**Supplied entries:**

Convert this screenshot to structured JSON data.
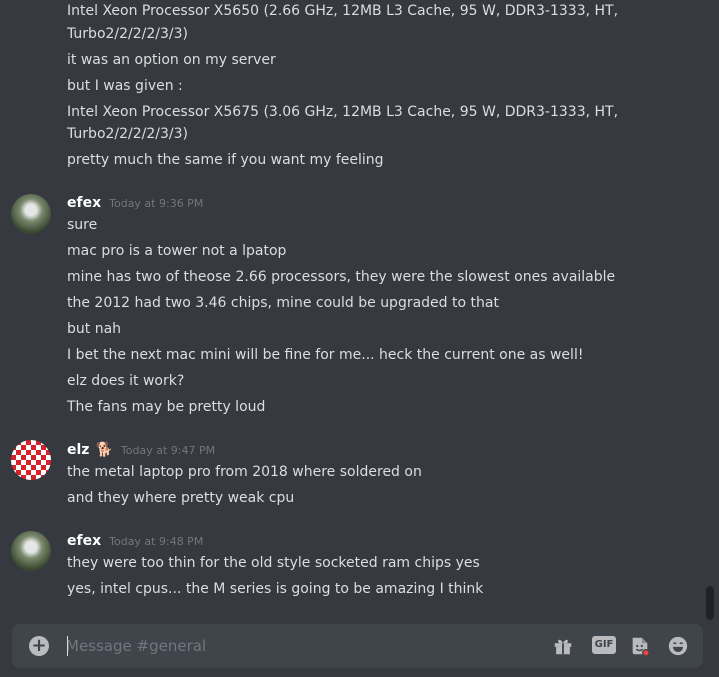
{
  "channel": {
    "input_placeholder": "Message #general"
  },
  "messages": [
    {
      "lines": [
        "Intel Xeon Processor X5650 (2.66 GHz, 12MB L3 Cache, 95 W, DDR3-1333, HT,",
        "Turbo2/2/2/2/3/3)",
        "it was an option on my server",
        "but I was given :",
        "Intel Xeon Processor X5675 (3.06 GHz, 12MB L3 Cache, 95 W, DDR3-1333, HT,",
        "Turbo2/2/2/2/3/3)",
        "pretty much the same if you want my feeling"
      ]
    },
    {
      "author": "efex",
      "timestamp": "Today at 9:36 PM",
      "lines": [
        "sure",
        "mac  pro is a tower not a lpatop",
        "mine has two of theose 2.66 processors, they were the slowest ones available",
        "the 2012 had two 3.46 chips, mine could be upgraded to that",
        "but nah",
        "I bet the next mac mini will be fine for me... heck the current one as well!",
        "elz does it work?",
        "The fans may be pretty loud"
      ]
    },
    {
      "author": "elz",
      "badge": "🐕",
      "timestamp": "Today at 9:47 PM",
      "lines": [
        "the metal laptop pro from 2018 where soldered on",
        "and they where pretty weak cpu"
      ]
    },
    {
      "author": "efex",
      "timestamp": "Today at 9:48 PM",
      "lines": [
        "they were too thin for the old style socketed ram chips yes",
        "yes, intel cpus... the M series is going to be amazing I think"
      ]
    }
  ],
  "composer": {
    "plus_icon": "plus-circle-icon",
    "gift_icon": "gift-icon",
    "gif_label": "GIF",
    "sticker_icon": "sticker-icon",
    "emoji_icon": "emoji-icon"
  },
  "colors": {
    "background": "#36393f",
    "input_background": "#40444b",
    "text": "#dcddde",
    "timestamp": "#72767d",
    "username": "#ffffff"
  }
}
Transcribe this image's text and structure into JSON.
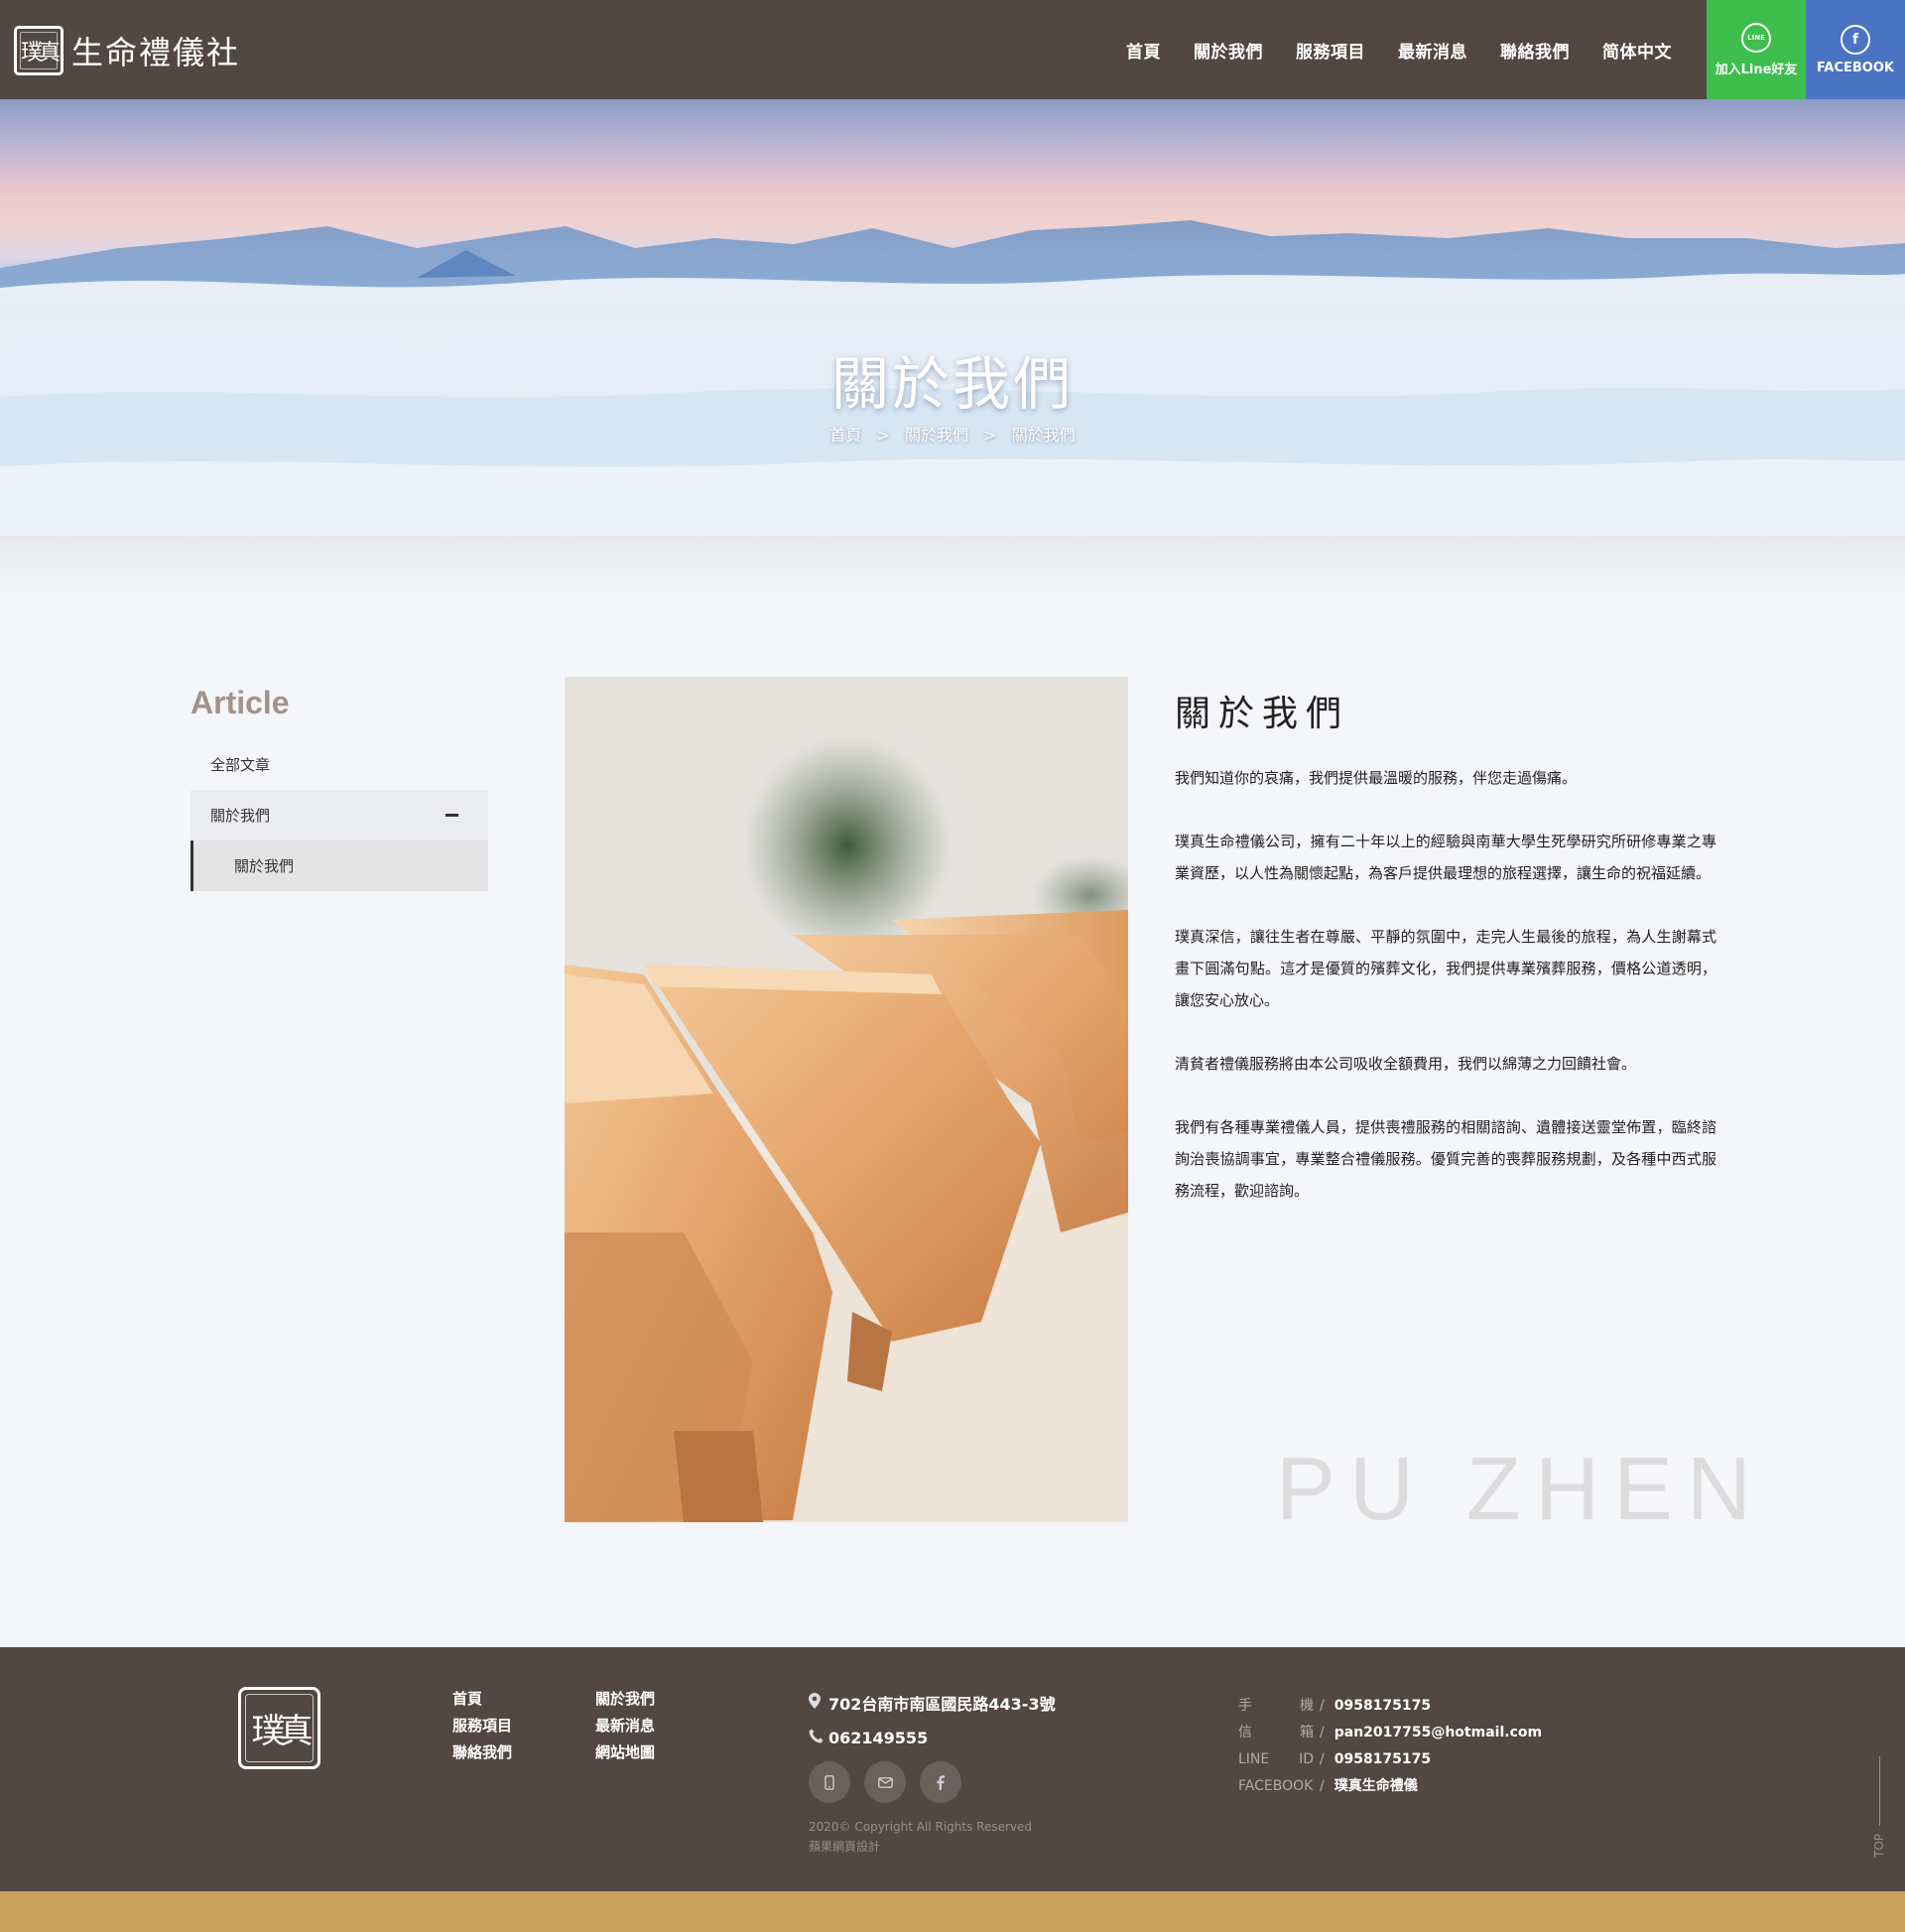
{
  "header": {
    "logo_seal": "璞真",
    "logo_text": "生命禮儀社",
    "nav": [
      "首頁",
      "關於我們",
      "服務項目",
      "最新消息",
      "聯絡我們",
      "简体中文"
    ],
    "line_btn": {
      "icon": "LINE",
      "label": "加入Line好友",
      "color": "#3dbe4d"
    },
    "fb_btn": {
      "icon": "f",
      "label": "FACEBOOK",
      "color": "#4a73c2"
    }
  },
  "hero": {
    "title": "關於我們",
    "breadcrumb": [
      "首頁",
      ">",
      "關於我們",
      ">",
      "關於我們"
    ]
  },
  "sidebar": {
    "title": "Article",
    "items": [
      {
        "label": "全部文章"
      },
      {
        "label": "關於我們",
        "expanded": true,
        "children": [
          {
            "label": "關於我們"
          }
        ]
      }
    ]
  },
  "article": {
    "title": "關於我們",
    "paragraphs": [
      "我們知道你的哀痛，我們提供最溫暖的服務，伴您走過傷痛。",
      "璞真生命禮儀公司，擁有二十年以上的經驗與南華大學生死學研究所研修專業之專業資歷，以人性為關懷起點，為客戶提供最理想的旅程選擇，讓生命的祝福延續。",
      "璞真深信，讓往生者在尊嚴、平靜的氛圍中，走完人生最後的旅程，為人生謝幕式畫下圓滿句點。這才是優質的殯葬文化，我們提供專業殯葬服務，價格公道透明，讓您安心放心。",
      "清貧者禮儀服務將由本公司吸收全額費用，我們以綿薄之力回饋社會。",
      "我們有各種專業禮儀人員，提供喪禮服務的相關諮詢、遺體接送靈堂佈置，臨終諮詢治喪協調事宜，專業整合禮儀服務。優質完善的喪葬服務規劃，及各種中西式服務流程，歡迎諮詢。"
    ],
    "watermark": "PU ZHEN"
  },
  "footer": {
    "logo": "璞真",
    "links": [
      "首頁",
      "關於我們",
      "服務項目",
      "最新消息",
      "聯絡我們",
      "網站地圖"
    ],
    "address": "702台南市南區國民路443-3號",
    "phone": "062149555",
    "copyright": "2020© Copyright All Rights Reserved",
    "designer": "蘋果網頁設計",
    "info": [
      {
        "k1": "手",
        "k2": "機",
        "v": "0958175175"
      },
      {
        "k1": "信",
        "k2": "箱",
        "v": "pan2017755@hotmail.com"
      },
      {
        "k1": "LINE",
        "k2": "ID",
        "v": "0958175175"
      },
      {
        "k1": "FACEBOOK",
        "k2": "",
        "v": "璞真生命禮儀"
      }
    ],
    "top_label": "TOP"
  }
}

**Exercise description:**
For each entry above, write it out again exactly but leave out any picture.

**Answer for the task:**
Convert this screenshot to structured JSON data.
{
  "channel": {
    "input_placeholder": "Message #general"
  },
  "messages": [
    {
      "lines": [
        "Intel Xeon Processor X5650 (2.66 GHz, 12MB L3 Cache, 95 W, DDR3-1333, HT,",
        "Turbo2/2/2/2/3/3)",
        "it was an option on my server",
        "but I was given :",
        "Intel Xeon Processor X5675 (3.06 GHz, 12MB L3 Cache, 95 W, DDR3-1333, HT,",
        "Turbo2/2/2/2/3/3)",
        "pretty much the same if you want my feeling"
      ]
    },
    {
      "author": "efex",
      "timestamp": "Today at 9:36 PM",
      "lines": [
        "sure",
        "mac  pro is a tower not a lpatop",
        "mine has two of theose 2.66 processors, they were the slowest ones available",
        "the 2012 had two 3.46 chips, mine could be upgraded to that",
        "but nah",
        "I bet the next mac mini will be fine for me... heck the current one as well!",
        "elz does it work?",
        "The fans may be pretty loud"
      ]
    },
    {
      "author": "elz",
      "badge": "🐕",
      "timestamp": "Today at 9:47 PM",
      "lines": [
        "the metal laptop pro from 2018 where soldered on",
        "and they where pretty weak cpu"
      ]
    },
    {
      "author": "efex",
      "timestamp": "Today at 9:48 PM",
      "lines": [
        "they were too thin for the old style socketed ram chips yes",
        "yes, intel cpus... the M series is going to be amazing I think"
      ]
    }
  ],
  "composer": {
    "plus_icon": "plus-circle-icon",
    "gift_icon": "gift-icon",
    "gif_label": "GIF",
    "sticker_icon": "sticker-icon",
    "emoji_icon": "emoji-icon"
  },
  "colors": {
    "background": "#36393f",
    "input_background": "#40444b",
    "text": "#dcddde",
    "timestamp": "#72767d",
    "username": "#ffffff"
  }
}
Transcribe this image's text and structure into JSON.
{
  "header": {
    "logo_seal": "璞真",
    "logo_text": "生命禮儀社",
    "nav": [
      "首頁",
      "關於我們",
      "服務項目",
      "最新消息",
      "聯絡我們",
      "简体中文"
    ],
    "line_btn": {
      "icon": "LINE",
      "label": "加入Line好友",
      "color": "#3dbe4d"
    },
    "fb_btn": {
      "icon": "f",
      "label": "FACEBOOK",
      "color": "#4a73c2"
    }
  },
  "hero": {
    "title": "關於我們",
    "breadcrumb": [
      "首頁",
      ">",
      "關於我們",
      ">",
      "關於我們"
    ]
  },
  "sidebar": {
    "title": "Article",
    "items": [
      {
        "label": "全部文章"
      },
      {
        "label": "關於我們",
        "expanded": true,
        "children": [
          {
            "label": "關於我們"
          }
        ]
      }
    ]
  },
  "article": {
    "title": "關於我們",
    "paragraphs": [
      "我們知道你的哀痛，我們提供最溫暖的服務，伴您走過傷痛。",
      "璞真生命禮儀公司，擁有二十年以上的經驗與南華大學生死學研究所研修專業之專業資歷，以人性為關懷起點，為客戶提供最理想的旅程選擇，讓生命的祝福延續。",
      "璞真深信，讓往生者在尊嚴、平靜的氛圍中，走完人生最後的旅程，為人生謝幕式畫下圓滿句點。這才是優質的殯葬文化，我們提供專業殯葬服務，價格公道透明，讓您安心放心。",
      "清貧者禮儀服務將由本公司吸收全額費用，我們以綿薄之力回饋社會。",
      "我們有各種專業禮儀人員，提供喪禮服務的相關諮詢、遺體接送靈堂佈置，臨終諮詢治喪協調事宜，專業整合禮儀服務。優質完善的喪葬服務規劃，及各種中西式服務流程，歡迎諮詢。"
    ],
    "watermark": "PU ZHEN"
  },
  "footer": {
    "logo": "璞真",
    "links": [
      "首頁",
      "關於我們",
      "服務項目",
      "最新消息",
      "聯絡我們",
      "網站地圖"
    ],
    "address": "702台南市南區國民路443-3號",
    "phone": "062149555",
    "copyright": "2020© Copyright All Rights Reserved",
    "designer": "蘋果網頁設計",
    "info": [
      {
        "k1": "手",
        "k2": "機",
        "v": "0958175175"
      },
      {
        "k1": "信",
        "k2": "箱",
        "v": "pan2017755@hotmail.com"
      },
      {
        "k1": "LINE",
        "k2": "ID",
        "v": "0958175175"
      },
      {
        "k1": "FACEBOOK",
        "k2": "",
        "v": "璞真生命禮儀"
      }
    ],
    "top_label": "TOP"
  }
}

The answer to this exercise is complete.